The second Noble Truth teaches that trishna (thirst or craving)  causes stress or suffering. Wanting to own a home, wanting to be financially secure is perfectly fine and good. The challenge is to avoid clinging to these wants such that wants become obsessive cravings and we forget what’s important: to be grateful for our life, for who is in our life, and for what we have.


Blissful Money Rule #5 … It’s All About You

Here, I’m talking about stepping up and taking responsibility. No one will walk the path for you (although BuddhaMoney sure will guide you in the right direction). It’s your decision whether or not to empower yourself, take control of your finances, and eventually achieve financial freedom.

 

 

Pathway to Financial Freedom

If it’s okay with you, dear reader, I would like to step back from talking about investing to ask why we invest our money in stock, bond and other financial markets?

A softball question? A naïve question? Absurd? Do I know anything about investing and money, you may ask? Alright, before I have to fend off any more imaginary attacks on myself, I’ll say that, of course, a primary reason we invest is to make money. Sure, but why do we want to use our discretionary income to make more money?

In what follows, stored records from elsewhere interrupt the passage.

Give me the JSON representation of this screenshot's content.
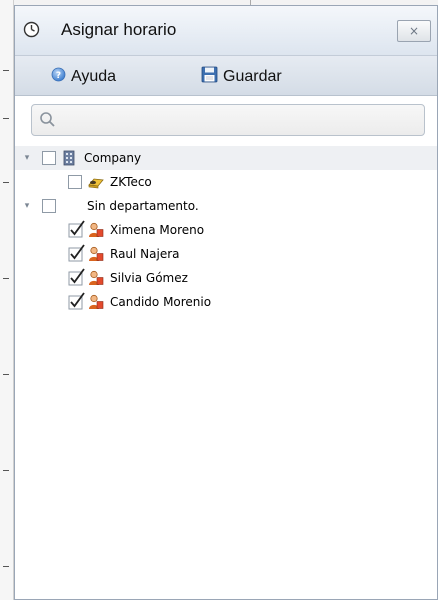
{
  "window": {
    "title": "Asignar horario",
    "title_icon": "clock-icon",
    "close_label": "×"
  },
  "toolbar": {
    "help_label": "Ayuda",
    "help_icon": "help-icon",
    "save_label": "Guardar",
    "save_icon": "floppy-disk-icon"
  },
  "search": {
    "placeholder": "",
    "value": "",
    "icon": "search-icon"
  },
  "tree": {
    "company": {
      "label": "Company",
      "icon": "building-icon",
      "checked": false,
      "expanded": true
    },
    "zkteco": {
      "label": "ZKTeco",
      "icon": "department-icon",
      "checked": false
    },
    "no_department": {
      "label": "Sin departamento.",
      "checked": false,
      "expanded": true
    },
    "employees": [
      {
        "label": "Ximena Moreno",
        "checked": true,
        "icon": "user-icon"
      },
      {
        "label": "Raul Najera",
        "checked": true,
        "icon": "user-icon"
      },
      {
        "label": "Silvia Gómez",
        "checked": true,
        "icon": "user-icon"
      },
      {
        "label": "Candido Morenio",
        "checked": true,
        "icon": "user-icon"
      }
    ]
  },
  "colors": {
    "titlebar": "#dde5ef",
    "toolbar": "#d4dce6",
    "border": "#9aa6b6",
    "user_icon": "#d9641e"
  }
}
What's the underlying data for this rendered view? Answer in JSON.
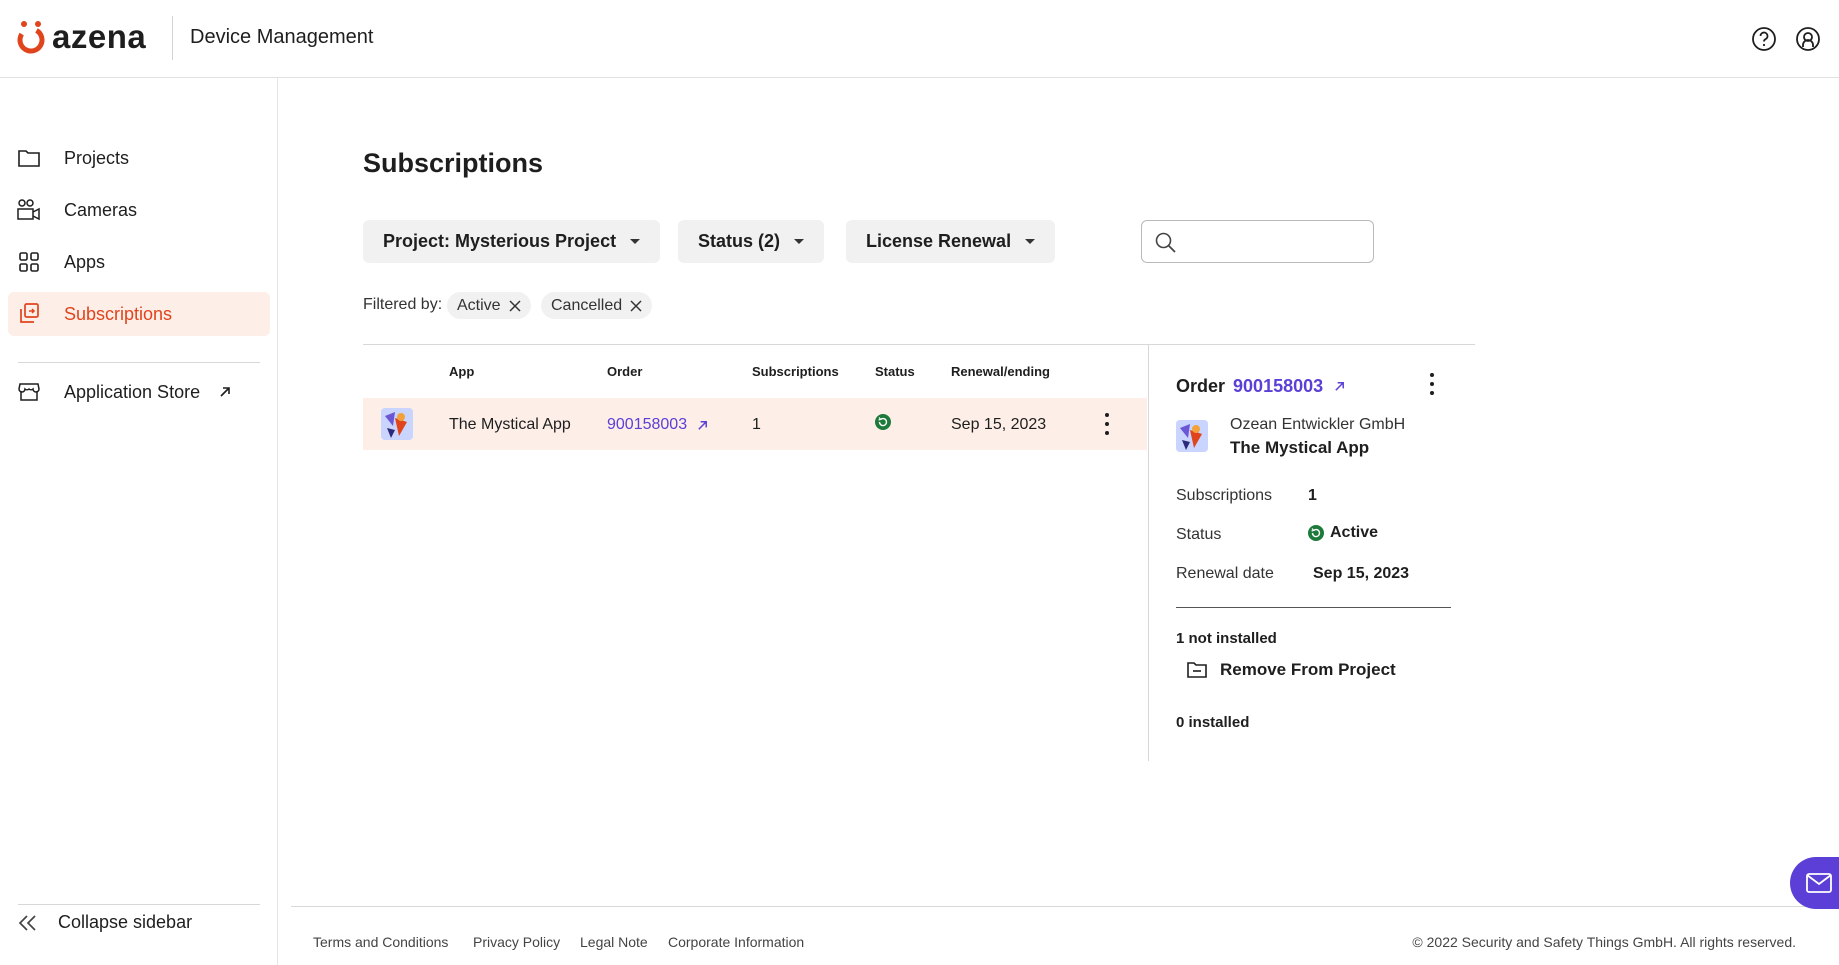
{
  "header": {
    "logo_text": "azena",
    "title": "Device Management",
    "help_icon": "help-circle-icon",
    "account_icon": "user-account-icon",
    "brand_color": "#e0441c"
  },
  "sidebar": {
    "items": [
      {
        "label": "Projects",
        "icon": "folder-icon"
      },
      {
        "label": "Cameras",
        "icon": "camera-icon"
      },
      {
        "label": "Apps",
        "icon": "apps-grid-icon"
      },
      {
        "label": "Subscriptions",
        "icon": "subscriptions-icon",
        "active": true
      },
      {
        "label": "Application Store",
        "icon": "store-icon"
      }
    ],
    "collapse_label": "Collapse sidebar"
  },
  "main": {
    "title": "Subscriptions",
    "filters": {
      "project": "Project: Mysterious Project",
      "status": "Status (2)",
      "renewal": "License Renewal"
    },
    "search": {
      "placeholder": "",
      "value": ""
    },
    "filtered_by_label": "Filtered by:",
    "chips": [
      "Active",
      "Cancelled"
    ],
    "table": {
      "headers": [
        "App",
        "Order",
        "Subscriptions",
        "Status",
        "Renewal/ending"
      ],
      "rows": [
        {
          "app": "The Mystical App",
          "order": "900158003",
          "subscriptions": "1",
          "status": "active",
          "renewal": "Sep 15, 2023"
        }
      ]
    }
  },
  "detail": {
    "order_label": "Order",
    "order_number": "900158003",
    "developer": "Ozean Entwickler GmbH",
    "app_name": "The Mystical App",
    "subscriptions_label": "Subscriptions",
    "subscriptions_value": "1",
    "status_label": "Status",
    "status_value": "Active",
    "renewal_label": "Renewal date",
    "renewal_value": "Sep 15, 2023",
    "not_installed": "1 not installed",
    "remove_action": "Remove From Project",
    "installed": "0 installed",
    "status_color": "#1d7a3a",
    "link_color": "#5b3fd6"
  },
  "footer": {
    "links": [
      "Terms and Conditions",
      "Privacy Policy",
      "Legal Note",
      "Corporate Information"
    ],
    "copyright": "© 2022 Security and Safety Things GmbH. All rights reserved."
  }
}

Drum roll please: Continue reading “Pathway to Financial Freedom”